Printer Friendly

YOUR PROBLEMS: Is new love drug one up on Viagra?; LETTER OF THE DAY.

Byline: Miriam Stoppard

DEAR MIRIAM

FOR some time, I've been enjoying using Viagra.

However, I've recently heard that a new tablet called Cialis can be used as an alternative.

Viagra changed my sex life completely and I wondered if you can give me any information on this new product.

Does it have any advantages over Viagra? Is it as good? Would it be worth my changing over?

VCIALIS is a new treatment for male erectile dysfunction (ED) and comes as an almond-shaped yellow tablet.

As with Viagra, Cialis isn't an aphrodisiac, as neither will increase sex drive or desire.

Cialis works by helping the blood vessels in the penis to relax, allowing blood to flow into it causing an erection.

For Cialis and Viagra to be effective, sexual stimulation is still required.

Men who don't have erectile dysfunction shouldn't take Cialis. Both Cialis and Viagra work in the same way and although the drugs haven't been directly compared, both appear to be similar in how effective they are for men with ED.

However, Cialis offers an advantage in that it's been shown to work for up to 24 hours.

That doesn't mean a man has an erection for 24 hours, because Cialis only works when he's sexually stimulated, but the window of opportunity is longer with Cialis than with Viagra, making lovemaking more unhurried and relaxed. Cialis isn't affected by food, so it can be taken with a meal.

In trials, Cialis is effective in about seven or eight out of 10 men and in men with diabetes it's effective in about six to seven out of 10.

Cialis is generally well tolerated and side effects include slight headache and indigestion.

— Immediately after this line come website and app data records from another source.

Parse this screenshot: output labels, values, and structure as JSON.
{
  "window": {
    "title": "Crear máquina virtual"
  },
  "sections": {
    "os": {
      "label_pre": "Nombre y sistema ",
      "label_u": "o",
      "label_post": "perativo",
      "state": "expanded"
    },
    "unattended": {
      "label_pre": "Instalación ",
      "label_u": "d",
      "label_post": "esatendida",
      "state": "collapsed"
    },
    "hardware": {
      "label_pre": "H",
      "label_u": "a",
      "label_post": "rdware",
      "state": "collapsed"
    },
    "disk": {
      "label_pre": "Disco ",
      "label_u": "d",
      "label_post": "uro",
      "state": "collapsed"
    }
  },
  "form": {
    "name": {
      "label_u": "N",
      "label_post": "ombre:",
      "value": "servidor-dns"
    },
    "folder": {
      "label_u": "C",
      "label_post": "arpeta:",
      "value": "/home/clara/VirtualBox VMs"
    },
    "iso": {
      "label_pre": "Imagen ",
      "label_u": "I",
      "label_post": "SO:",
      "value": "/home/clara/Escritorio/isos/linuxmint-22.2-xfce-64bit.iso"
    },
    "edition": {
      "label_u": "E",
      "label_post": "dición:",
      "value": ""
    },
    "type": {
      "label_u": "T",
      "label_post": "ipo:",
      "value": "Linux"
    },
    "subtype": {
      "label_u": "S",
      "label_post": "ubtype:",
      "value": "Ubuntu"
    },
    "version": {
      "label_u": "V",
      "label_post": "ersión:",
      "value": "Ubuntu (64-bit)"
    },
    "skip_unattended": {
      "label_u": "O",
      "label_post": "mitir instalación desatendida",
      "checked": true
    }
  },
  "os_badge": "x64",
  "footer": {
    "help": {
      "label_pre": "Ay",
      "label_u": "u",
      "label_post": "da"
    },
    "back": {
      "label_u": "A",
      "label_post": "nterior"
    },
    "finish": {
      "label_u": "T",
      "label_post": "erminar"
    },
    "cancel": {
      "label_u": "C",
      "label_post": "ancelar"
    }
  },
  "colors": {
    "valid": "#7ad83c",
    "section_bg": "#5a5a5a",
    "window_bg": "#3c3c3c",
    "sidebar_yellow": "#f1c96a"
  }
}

Less common side effects, which are generally mild to moderate in nature, and short-lived, include facial flushing, stuffy nose, muscle aches, dizziness and back ache. The qualifications to take Cialis are the same as Viagra, so if you have heart trouble or take medicines that include nitrates, you may not be able to take it. Ask your doctor.

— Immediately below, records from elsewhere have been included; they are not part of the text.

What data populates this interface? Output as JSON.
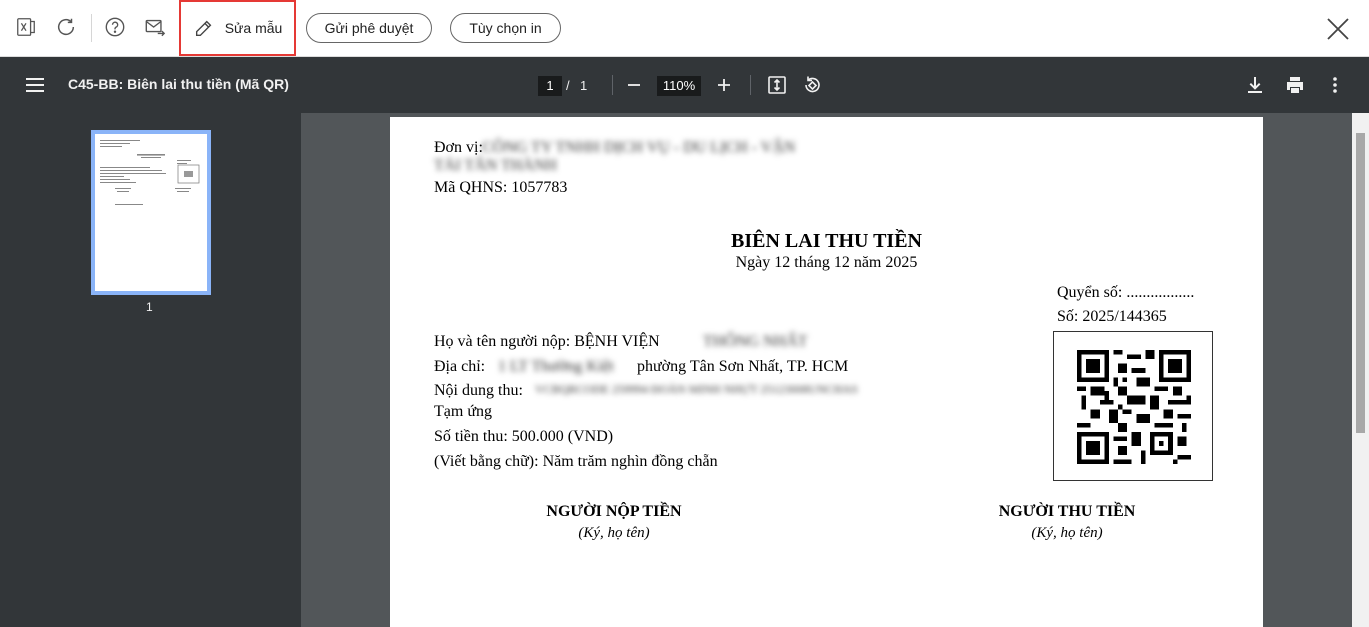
{
  "app_toolbar": {
    "edit_template_label": "Sửa mẫu",
    "send_approval_label": "Gửi phê duyệt",
    "print_options_label": "Tùy chọn in"
  },
  "viewer": {
    "title": "C45-BB: Biên lai thu tiền (Mã QR)",
    "current_page": "1",
    "page_separator": "/",
    "total_pages": "1",
    "zoom": "110%",
    "thumbnail_label": "1"
  },
  "document": {
    "unit_label": "Đơn vị:",
    "unit_name_line1": "CÔNG TY TNHH DỊCH VỤ - DU LỊCH - VẬN",
    "unit_name_line2": "TẢI TÂN THÀNH",
    "qhns": "Mã QHNS: 1057783",
    "title": "BIÊN LAI THU TIỀN",
    "date": "Ngày 12 tháng 12 năm 2025",
    "book_no": "Quyển số: .................",
    "receipt_no": "Số: 2025/144365",
    "payer_label": "Họ và tên người nộp: BỆNH VIỆN",
    "payer_hidden": "THỐNG NHẤT",
    "address_label": "Địa chỉ:",
    "address_hidden": "1 LT Thường Kiệt",
    "address_visible": "phường Tân Sơn Nhất, TP. HCM",
    "content_label": "Nội dung thu:",
    "content_hidden": "VCBQRCODE 259994 ĐOÀN MINH NHỰT 25123008UNCHAS",
    "content_line2": "Tạm ứng",
    "amount": "Số tiền thu: 500.000 (VND)",
    "amount_words": "(Viết bằng chữ): Năm trăm nghìn đồng chẵn",
    "payer_sign_title": "NGƯỜI NỘP TIỀN",
    "payer_sign_note": "(Ký, họ tên)",
    "collector_sign_title": "NGƯỜI THU TIỀN",
    "collector_sign_note": "(Ký, họ tên)"
  },
  "icons": {
    "excel": "excel-icon",
    "refresh": "refresh-icon",
    "help": "help-icon",
    "email": "email-send-icon",
    "edit": "pencil-icon",
    "close": "close-icon"
  },
  "colors": {
    "highlight": "#e53935",
    "viewer_bg": "#323639",
    "canvas_bg": "#525659",
    "thumb_border": "#8ab4f8"
  }
}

Cialis is now available on the NHS to certain categories of men, including those with diabetes.

However, Cialis and all other drug treatments for erectile dysfunction are generally available on prescription for one treatment per week.

If you feel you require more tablets you should bring this to the attention of your doctor.

If you don't qualify for Cialis under the NHS, you can ask your doctor for a private prescription, and there may be a charge for the doctor's time and you'll have to pay for the prescription and the drug itself.

No one should take Cialis or Viagra without consulting their doctor first. You can get more information by logging on to www.impotence.org.
COPYRIGHT 2004 MGN LTD
No portion of this article can be reproduced without the express written permission from the copyright holder.
Copyright 2004 Gale, Cengage Learning. All rights reserved.

Article Details
Printer friendly Cite/link Email Feedback
Title Annotation:Features
Publication:The Mirror (London, England)
Date:Jan 14, 2004
Words:456
Previous Article:YOUR PROBLEMS: TOO LATE TO FEED?
Next Article:YOUR PROBLEMS: HUNG UP OVER WILD NIGHT OF SEX.


Related Articles
VIAGRA TURNED MY HUSBAND, 70 INTO SEX CHEAT; He walks out 'to be stud again'.
Lilly's new love drug: how to market Cialis?
Just Joan: `I think she expects the sex stuff and I'm not sure I can manage'.
FIRST UK VIAGRA DIVORCE; But will it stand up in court?
Dear Fiona.
Better than talking?

Terms of use | Copyright © 2017 Farlex, Inc. | Feedback | For webmasters